The first excerpt represents the past or something you must release, and is drawn from House of Mirth by Edith Wharton:

was felt to include the Duchess as well as the Sabrina--how easily it was all done, if one possessed the knack of doing it! She wondered at herself, as she had so often wondered, that, possessing the knack, she did not more consistently exercise it. But sometimes she was forgetful--and sometimes, could it be that she was proud? Today, at any rate, she had been vaguely conscious of a reason for sinking her pride, had in fact even sunk it to the point of suggesting to Lord Hubert Dacey, whom she ran across on the Casino steps, that he might really get the Duchess to dine with the Brys, if SHE undertook to have them asked on the Sabrina. Lord Hubert had promised his help, with the readiness on

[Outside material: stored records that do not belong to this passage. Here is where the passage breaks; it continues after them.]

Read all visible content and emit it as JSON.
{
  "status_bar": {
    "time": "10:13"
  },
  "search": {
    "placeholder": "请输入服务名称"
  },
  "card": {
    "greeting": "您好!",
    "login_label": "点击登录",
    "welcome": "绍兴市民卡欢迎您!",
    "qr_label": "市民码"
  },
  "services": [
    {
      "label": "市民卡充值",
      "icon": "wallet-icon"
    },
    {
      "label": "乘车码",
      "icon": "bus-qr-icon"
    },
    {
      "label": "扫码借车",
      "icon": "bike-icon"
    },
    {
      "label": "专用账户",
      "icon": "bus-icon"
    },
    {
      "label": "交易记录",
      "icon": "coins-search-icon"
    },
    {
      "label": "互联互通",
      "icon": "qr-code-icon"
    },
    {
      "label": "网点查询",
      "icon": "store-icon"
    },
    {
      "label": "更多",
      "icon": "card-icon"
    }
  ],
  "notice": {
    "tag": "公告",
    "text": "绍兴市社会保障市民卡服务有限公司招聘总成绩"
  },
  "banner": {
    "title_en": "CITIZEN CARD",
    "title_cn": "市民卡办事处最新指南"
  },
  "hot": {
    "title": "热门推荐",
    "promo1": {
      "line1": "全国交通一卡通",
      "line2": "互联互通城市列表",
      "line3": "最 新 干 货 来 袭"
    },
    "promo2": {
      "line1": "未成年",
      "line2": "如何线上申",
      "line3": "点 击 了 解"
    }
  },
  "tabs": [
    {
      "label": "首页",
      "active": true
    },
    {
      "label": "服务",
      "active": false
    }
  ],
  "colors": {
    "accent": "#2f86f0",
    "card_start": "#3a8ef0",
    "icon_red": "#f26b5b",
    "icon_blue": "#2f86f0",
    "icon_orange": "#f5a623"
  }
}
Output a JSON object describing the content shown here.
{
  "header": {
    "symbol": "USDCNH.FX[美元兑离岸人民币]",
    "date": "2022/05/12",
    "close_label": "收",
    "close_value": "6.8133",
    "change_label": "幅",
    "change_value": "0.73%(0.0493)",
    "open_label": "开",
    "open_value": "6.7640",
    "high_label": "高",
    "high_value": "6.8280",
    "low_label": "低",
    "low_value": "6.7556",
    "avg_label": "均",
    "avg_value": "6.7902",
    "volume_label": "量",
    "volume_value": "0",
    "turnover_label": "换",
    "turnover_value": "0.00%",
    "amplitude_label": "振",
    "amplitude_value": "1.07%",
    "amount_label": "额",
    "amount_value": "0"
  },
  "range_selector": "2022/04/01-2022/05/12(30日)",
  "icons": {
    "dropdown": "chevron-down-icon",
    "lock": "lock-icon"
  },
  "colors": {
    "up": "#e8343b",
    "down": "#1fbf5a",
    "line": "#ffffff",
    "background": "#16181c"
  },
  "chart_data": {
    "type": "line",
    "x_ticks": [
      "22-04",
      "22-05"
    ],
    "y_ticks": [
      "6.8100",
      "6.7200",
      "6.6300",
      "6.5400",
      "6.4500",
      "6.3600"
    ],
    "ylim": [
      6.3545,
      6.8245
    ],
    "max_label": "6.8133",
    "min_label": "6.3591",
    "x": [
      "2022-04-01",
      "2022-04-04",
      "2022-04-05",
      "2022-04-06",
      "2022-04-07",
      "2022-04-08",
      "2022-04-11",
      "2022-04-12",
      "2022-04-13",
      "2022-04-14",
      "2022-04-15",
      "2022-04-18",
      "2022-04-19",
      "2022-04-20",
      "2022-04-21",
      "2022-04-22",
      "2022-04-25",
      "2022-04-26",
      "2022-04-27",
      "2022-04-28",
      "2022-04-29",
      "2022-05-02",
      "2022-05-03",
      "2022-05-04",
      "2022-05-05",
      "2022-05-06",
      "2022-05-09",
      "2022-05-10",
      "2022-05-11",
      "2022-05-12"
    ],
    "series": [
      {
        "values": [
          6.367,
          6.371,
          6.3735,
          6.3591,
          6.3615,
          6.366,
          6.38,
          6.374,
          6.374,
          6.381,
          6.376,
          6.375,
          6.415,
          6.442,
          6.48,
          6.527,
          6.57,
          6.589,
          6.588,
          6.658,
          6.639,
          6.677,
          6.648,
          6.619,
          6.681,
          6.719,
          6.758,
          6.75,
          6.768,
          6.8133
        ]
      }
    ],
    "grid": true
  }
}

The second excerpt represents the present or the deciding factor of the moment, and is drawn from The Snow Image by Nathaniel Hawthorne:

distance from the water-side. The smell of tar was obvious to his nostrils, the masts of vessels pierced the moonlight above the tops of the buildings, and the numerous signs, which Robin paused to read, informed him that he was near the centre of business. But the streets were empty, the shops were closed, and lights were visible only in the second stories of a few dwelling-houses. At length, on the corner of a narrow lane, through which he was passing, he beheld the broad countenance of a British hero swinging before the door of an inn, whence proceeded the voices of many guests. The casement of one of the lower windows was thrown back, and a very thin curtain permitted Robin to


The Snow Image
The third excerpt represents the future or something you must embrace, and is drawn from Tom Sawyer, Detective by Mark Twain:

hair cropped, the way he said he would, and he's playing himself for a stranger, just the same as he said he would. Ghost? Hum!--he's as sound as a nut."

Then I see it all, and how we had took too much for granted. I was powerful glad he didn't get killed, and so was Tom, and we wondered which he would like the best--for us to never let on to know him, or how? Tom reckoned the best way would be to go and ask him. So he started; but I kept a little behind, because I didn't know but it might be a ghost, after all. When Tom got to where he was, he says: